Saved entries
.....

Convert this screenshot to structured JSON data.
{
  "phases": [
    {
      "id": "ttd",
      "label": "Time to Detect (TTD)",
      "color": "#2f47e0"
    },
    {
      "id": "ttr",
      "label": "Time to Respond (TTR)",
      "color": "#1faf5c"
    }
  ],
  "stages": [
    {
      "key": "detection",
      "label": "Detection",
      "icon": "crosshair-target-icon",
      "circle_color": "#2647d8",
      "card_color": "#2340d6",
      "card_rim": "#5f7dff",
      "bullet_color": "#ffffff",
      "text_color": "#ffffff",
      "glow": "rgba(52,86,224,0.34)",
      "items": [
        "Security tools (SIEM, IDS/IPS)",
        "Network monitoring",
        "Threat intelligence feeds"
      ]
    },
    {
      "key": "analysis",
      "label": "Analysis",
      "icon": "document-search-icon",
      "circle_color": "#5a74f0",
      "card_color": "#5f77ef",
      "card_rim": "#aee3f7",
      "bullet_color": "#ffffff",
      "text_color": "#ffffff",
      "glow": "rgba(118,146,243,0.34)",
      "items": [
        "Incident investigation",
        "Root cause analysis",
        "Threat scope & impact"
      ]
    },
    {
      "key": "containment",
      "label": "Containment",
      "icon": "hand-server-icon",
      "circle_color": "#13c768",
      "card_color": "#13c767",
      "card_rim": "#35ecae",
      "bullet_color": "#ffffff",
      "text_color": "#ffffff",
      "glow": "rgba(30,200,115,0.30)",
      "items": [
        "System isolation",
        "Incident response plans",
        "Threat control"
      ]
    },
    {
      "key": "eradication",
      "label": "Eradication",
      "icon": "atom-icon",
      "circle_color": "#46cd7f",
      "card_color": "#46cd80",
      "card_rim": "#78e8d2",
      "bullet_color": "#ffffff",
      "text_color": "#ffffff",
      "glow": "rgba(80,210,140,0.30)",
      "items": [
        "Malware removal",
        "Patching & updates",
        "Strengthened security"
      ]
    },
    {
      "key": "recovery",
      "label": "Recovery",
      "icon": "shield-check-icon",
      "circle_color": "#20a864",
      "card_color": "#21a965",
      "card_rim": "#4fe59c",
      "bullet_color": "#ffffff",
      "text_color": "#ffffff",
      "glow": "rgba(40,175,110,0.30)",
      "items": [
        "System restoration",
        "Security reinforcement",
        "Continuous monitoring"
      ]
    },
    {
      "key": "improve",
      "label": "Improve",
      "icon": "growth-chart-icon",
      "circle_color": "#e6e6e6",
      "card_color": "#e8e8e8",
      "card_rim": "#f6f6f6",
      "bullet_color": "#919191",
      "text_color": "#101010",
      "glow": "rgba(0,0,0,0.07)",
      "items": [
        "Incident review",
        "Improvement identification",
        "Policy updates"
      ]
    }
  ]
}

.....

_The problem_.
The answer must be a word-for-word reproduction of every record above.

_The completed task_.
Convert this screenshot to structured JSON data.
{
  "phases": [
    {
      "id": "ttd",
      "label": "Time to Detect (TTD)",
      "color": "#2f47e0"
    },
    {
      "id": "ttr",
      "label": "Time to Respond (TTR)",
      "color": "#1faf5c"
    }
  ],
  "stages": [
    {
      "key": "detection",
      "label": "Detection",
      "icon": "crosshair-target-icon",
      "circle_color": "#2647d8",
      "card_color": "#2340d6",
      "card_rim": "#5f7dff",
      "bullet_color": "#ffffff",
      "text_color": "#ffffff",
      "glow": "rgba(52,86,224,0.34)",
      "items": [
        "Security tools (SIEM, IDS/IPS)",
        "Network monitoring",
        "Threat intelligence feeds"
      ]
    },
    {
      "key": "analysis",
      "label": "Analysis",
      "icon": "document-search-icon",
      "circle_color": "#5a74f0",
      "card_color": "#5f77ef",
      "card_rim": "#aee3f7",
      "bullet_color": "#ffffff",
      "text_color": "#ffffff",
      "glow": "rgba(118,146,243,0.34)",
      "items": [
        "Incident investigation",
        "Root cause analysis",
        "Threat scope & impact"
      ]
    },
    {
      "key": "containment",
      "label": "Containment",
      "icon": "hand-server-icon",
      "circle_color": "#13c768",
      "card_color": "#13c767",
      "card_rim": "#35ecae",
      "bullet_color": "#ffffff",
      "text_color": "#ffffff",
      "glow": "rgba(30,200,115,0.30)",
      "items": [
        "System isolation",
        "Incident response plans",
        "Threat control"
      ]
    },
    {
      "key": "eradication",
      "label": "Eradication",
      "icon": "atom-icon",
      "circle_color": "#46cd7f",
      "card_color": "#46cd80",
      "card_rim": "#78e8d2",
      "bullet_color": "#ffffff",
      "text_color": "#ffffff",
      "glow": "rgba(80,210,140,0.30)",
      "items": [
        "Malware removal",
        "Patching & updates",
        "Strengthened security"
      ]
    },
    {
      "key": "recovery",
      "label": "Recovery",
      "icon": "shield-check-icon",
      "circle_color": "#20a864",
      "card_color": "#21a965",
      "card_rim": "#4fe59c",
      "bullet_color": "#ffffff",
      "text_color": "#ffffff",
      "glow": "rgba(40,175,110,0.30)",
      "items": [
        "System restoration",
        "Security reinforcement",
        "Continuous monitoring"
      ]
    },
    {
      "key": "improve",
      "label": "Improve",
      "icon": "growth-chart-icon",
      "circle_color": "#e6e6e6",
      "card_color": "#e8e8e8",
      "card_rim": "#f6f6f6",
      "bullet_color": "#919191",
      "text_color": "#101010",
      "glow": "rgba(0,0,0,0.07)",
      "items": [
        "Incident review",
        "Improvement identification",
        "Policy updates"
      ]
    }
  ]
}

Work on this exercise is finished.